It's not difficult to see why Muslim youths on the continent, struggling for a sense of identity and footing in a secular culture, throng to his speeches. The book reveals a voice of moral clarity and devout faith rooted in a sophisticated appreciation for what is good in Western society and for the contributions Muslims might make to Europe and the US, as well as to spurring change in the Muslim world.
This is home, he says, not some distant time and place, and one must find Muslim identity as an engaged citizen, not as a minority, an alien, or a victim. He provides guidance on how to search sacred Islamic texts for universal principles as distinct from tradition-bound cultural practices, and he places strong emphasis on humility and spirituality.
"Spirituality is the way in which the believer keeps his faith alive ... the intimate energy involved in the struggle against the natural human tendency to forget God," he says.
Ramadan - professor of philosophy at the College of Geneva and of Islamic studies at the University of Fribourg - is a vigorous advocate of interreligious dialogue, and a frank proponent of Islamic feminism. He questions efforts to build separate Islamic school systems, saying children are better off attending public schools and receiving Islamic teaching that is complementary, not parallel, to public education.
Ramadan has been accused by some of saying one thing to Westerners and another thing to Muslims, yet he seems to have no difficulty in this book and elsewhere rejecting extremism. This reviewer heard him speak at a national gathering of American Muslims in 2002. "We feel vulnerable and defensive, but this is not a time to justify ourselves," he said. "We have to be self-critical ... To kill innocent people anywhere is not Islam and must be condemned. We must speak out when radical groups use jihad wrongly, and when there is wrong in so-called Islamic countries."
In his book, he addresses in detail the question of Muslims' loyalty to their countries and to the Islamic "umma" - or global community of faith. This strong sense of brotherhood does not mean accepting injustice committed by another member of the faith, he emphasizes.

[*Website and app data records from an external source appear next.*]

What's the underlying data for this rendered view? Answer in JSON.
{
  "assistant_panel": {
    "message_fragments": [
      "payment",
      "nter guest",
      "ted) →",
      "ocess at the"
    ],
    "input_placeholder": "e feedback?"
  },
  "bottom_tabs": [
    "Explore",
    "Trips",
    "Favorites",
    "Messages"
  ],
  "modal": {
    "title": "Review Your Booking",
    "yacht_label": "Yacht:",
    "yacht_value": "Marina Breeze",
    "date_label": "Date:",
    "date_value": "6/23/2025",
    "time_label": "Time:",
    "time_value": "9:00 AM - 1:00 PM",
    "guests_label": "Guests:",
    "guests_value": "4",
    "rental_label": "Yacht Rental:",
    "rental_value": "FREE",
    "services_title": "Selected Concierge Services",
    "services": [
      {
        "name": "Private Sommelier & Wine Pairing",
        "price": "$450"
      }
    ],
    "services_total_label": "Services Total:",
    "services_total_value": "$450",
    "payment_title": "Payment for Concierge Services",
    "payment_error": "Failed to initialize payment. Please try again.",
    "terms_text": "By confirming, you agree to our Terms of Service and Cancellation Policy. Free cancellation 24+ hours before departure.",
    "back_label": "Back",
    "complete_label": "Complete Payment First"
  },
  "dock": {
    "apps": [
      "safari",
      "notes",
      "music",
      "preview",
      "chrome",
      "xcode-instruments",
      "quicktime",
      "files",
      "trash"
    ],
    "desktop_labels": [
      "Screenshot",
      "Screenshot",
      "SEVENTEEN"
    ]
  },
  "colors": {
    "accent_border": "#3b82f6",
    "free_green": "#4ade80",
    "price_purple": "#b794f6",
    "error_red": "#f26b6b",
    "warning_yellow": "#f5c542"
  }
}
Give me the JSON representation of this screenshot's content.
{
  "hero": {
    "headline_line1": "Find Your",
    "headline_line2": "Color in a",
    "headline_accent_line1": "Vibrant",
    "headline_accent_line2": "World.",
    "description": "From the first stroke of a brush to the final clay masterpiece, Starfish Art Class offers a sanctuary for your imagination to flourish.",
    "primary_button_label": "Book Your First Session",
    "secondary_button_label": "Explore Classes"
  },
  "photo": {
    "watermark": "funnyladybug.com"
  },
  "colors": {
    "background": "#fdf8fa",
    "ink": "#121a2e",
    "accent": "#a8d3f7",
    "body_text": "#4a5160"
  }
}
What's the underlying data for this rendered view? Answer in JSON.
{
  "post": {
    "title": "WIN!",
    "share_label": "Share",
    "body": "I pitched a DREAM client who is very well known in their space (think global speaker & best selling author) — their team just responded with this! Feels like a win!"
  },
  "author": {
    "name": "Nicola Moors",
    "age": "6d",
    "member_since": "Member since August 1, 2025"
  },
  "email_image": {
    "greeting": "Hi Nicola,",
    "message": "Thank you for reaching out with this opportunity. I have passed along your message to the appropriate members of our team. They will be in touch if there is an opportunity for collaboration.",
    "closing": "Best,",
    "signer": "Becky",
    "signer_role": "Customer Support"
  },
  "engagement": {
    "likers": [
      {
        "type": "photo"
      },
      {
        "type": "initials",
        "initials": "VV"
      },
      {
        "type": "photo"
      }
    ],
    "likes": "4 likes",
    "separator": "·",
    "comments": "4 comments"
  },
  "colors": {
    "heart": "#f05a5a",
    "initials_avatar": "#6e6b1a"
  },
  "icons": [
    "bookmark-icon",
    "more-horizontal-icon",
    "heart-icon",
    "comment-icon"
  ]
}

While his strong emphasis on faith understood and lived may cause discomfort in supersecular Europe, Ramadan's manner of expression should seem familiar to Americans for whom faith is a heartfelt reality and religious values are expected to guide daily living.
Why then, has he been termed persona non grata in the United States? The only clue comes from subsequent attacks in the US press by long-time critics of American Muslims, charging him with anti-Semitism and links to terrorism.
Ramadan is the grandson of Hassan al-Banna, the founder of the radical Muslim Brotherhood in Egypt. He has responded point by point in US newspapers to the charges, some of which he says have been continually repeated though disproved, and he asks to be judged on his own life, not his genealogy.
"Western Muslims" is part of an effort to revive the practice of ijtihad, the reinterpretation of the sacred texts, a practice which has been "closed" for 500 years. People involved in this effort hope to broaden the work to include other professionals along with legal scholars in redefining Islamic principles for the 21st century. Ramadan's book illumines for non-Muslims the moral foundations of Islam and what such an effort would entail.
It's difficult to imagine why anyone with a destructive agenda toward the West would devote such profound energies to this effort, or want to teach at a major Catholic university in the United States. If the US government is serious about winning hearts and minds in the Muslim world and avoiding a clash of civilizations, it might consider sitting down for lengthy discussions with Tariq Ramadan, rather than barring his entrance.
• Jane Lampman writes about ethics and religion for the Monitor.